Task statement: Where in the entries below does "handle" appear? Copy every line that has it.

Given records:
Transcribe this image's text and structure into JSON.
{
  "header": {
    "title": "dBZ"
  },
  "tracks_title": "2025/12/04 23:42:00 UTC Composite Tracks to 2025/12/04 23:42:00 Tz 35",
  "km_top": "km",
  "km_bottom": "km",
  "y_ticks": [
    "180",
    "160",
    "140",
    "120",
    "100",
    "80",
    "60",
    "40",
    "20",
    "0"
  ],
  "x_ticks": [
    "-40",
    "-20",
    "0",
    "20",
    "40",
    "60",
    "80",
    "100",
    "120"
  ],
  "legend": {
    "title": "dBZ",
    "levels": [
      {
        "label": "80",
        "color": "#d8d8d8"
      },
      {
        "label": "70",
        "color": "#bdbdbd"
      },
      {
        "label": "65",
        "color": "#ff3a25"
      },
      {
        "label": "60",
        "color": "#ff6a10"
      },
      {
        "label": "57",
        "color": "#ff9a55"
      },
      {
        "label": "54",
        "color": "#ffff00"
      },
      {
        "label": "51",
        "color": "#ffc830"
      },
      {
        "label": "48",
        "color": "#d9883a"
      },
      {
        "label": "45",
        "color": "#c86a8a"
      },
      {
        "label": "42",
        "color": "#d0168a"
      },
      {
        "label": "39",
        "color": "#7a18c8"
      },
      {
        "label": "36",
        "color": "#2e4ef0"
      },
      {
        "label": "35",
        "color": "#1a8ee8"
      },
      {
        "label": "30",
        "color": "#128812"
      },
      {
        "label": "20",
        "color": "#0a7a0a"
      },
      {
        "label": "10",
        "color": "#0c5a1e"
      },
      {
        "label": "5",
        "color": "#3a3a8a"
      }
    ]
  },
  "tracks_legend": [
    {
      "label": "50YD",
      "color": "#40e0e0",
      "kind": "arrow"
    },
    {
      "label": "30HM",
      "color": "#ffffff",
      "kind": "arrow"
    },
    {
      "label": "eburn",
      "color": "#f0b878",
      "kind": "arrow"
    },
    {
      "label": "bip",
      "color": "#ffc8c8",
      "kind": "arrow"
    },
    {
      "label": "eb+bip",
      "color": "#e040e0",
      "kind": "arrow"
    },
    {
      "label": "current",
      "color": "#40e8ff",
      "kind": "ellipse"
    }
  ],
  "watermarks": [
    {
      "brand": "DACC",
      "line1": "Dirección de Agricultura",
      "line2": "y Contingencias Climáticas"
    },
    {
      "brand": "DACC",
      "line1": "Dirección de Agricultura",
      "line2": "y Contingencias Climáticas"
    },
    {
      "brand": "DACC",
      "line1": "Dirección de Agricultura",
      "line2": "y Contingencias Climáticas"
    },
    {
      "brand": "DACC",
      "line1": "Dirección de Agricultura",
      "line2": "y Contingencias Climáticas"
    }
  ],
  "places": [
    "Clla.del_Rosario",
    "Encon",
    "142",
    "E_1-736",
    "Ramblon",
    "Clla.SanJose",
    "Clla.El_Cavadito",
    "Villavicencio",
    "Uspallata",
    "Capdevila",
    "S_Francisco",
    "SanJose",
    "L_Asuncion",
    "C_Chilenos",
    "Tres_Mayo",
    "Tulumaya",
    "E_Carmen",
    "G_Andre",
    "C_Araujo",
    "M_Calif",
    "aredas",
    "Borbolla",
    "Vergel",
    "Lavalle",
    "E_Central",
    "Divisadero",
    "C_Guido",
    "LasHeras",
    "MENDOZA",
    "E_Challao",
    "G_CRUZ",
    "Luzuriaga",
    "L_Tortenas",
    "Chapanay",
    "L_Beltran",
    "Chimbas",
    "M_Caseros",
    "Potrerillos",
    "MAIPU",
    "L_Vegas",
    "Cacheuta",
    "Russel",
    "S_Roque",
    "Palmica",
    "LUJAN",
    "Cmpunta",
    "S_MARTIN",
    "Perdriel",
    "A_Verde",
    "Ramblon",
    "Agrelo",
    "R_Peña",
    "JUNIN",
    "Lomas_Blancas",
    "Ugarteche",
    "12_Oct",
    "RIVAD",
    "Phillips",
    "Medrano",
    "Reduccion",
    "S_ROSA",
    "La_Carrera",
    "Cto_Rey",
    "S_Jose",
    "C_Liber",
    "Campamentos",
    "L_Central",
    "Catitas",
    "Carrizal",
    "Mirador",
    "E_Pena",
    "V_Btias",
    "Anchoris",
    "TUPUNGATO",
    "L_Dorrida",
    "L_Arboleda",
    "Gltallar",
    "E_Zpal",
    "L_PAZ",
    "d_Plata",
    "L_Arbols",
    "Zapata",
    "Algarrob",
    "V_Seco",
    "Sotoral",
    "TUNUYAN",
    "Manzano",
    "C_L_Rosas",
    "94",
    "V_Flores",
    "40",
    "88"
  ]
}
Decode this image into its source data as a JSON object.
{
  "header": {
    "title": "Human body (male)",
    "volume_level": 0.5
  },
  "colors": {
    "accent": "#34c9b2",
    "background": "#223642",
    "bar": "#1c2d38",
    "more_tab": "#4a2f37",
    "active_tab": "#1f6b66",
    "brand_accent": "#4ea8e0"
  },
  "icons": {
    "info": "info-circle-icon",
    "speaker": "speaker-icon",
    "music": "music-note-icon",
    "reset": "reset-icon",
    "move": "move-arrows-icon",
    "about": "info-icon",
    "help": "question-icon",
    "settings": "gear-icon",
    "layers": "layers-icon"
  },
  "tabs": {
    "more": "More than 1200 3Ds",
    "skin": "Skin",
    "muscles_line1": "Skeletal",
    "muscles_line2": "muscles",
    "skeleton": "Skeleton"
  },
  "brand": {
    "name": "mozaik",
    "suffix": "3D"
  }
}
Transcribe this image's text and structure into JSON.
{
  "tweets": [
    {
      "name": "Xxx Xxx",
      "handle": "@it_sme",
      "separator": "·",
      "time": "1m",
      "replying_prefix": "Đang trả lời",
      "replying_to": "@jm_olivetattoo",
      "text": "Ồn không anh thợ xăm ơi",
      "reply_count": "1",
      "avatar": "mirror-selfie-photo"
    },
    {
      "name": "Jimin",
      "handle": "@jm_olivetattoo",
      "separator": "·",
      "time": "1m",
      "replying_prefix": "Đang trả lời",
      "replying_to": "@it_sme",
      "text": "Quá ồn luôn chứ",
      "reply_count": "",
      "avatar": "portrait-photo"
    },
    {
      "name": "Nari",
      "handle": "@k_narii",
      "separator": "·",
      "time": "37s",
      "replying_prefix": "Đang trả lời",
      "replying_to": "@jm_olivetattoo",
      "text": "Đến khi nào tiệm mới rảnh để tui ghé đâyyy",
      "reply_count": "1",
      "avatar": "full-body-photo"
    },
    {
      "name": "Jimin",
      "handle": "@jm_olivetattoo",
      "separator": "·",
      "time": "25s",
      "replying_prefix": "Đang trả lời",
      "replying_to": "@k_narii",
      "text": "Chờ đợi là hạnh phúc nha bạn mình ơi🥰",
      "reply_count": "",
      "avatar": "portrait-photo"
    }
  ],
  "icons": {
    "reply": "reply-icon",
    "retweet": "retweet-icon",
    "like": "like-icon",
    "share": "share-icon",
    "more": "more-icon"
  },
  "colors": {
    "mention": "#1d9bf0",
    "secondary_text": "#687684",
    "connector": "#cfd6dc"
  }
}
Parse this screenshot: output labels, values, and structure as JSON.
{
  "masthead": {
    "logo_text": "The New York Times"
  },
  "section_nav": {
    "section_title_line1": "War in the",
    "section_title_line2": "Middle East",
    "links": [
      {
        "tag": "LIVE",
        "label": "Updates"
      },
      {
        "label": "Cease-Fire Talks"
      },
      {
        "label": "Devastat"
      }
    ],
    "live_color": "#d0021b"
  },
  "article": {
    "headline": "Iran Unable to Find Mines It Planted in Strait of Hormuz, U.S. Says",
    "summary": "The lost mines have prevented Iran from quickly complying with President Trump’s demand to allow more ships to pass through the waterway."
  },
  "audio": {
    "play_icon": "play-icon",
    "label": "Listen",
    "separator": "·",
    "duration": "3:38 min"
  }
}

The answer:
      "handle": "@it_sme",
      "handle": "@jm_olivetattoo",
      "handle": "@k_narii",
      "handle": "@jm_olivetattoo",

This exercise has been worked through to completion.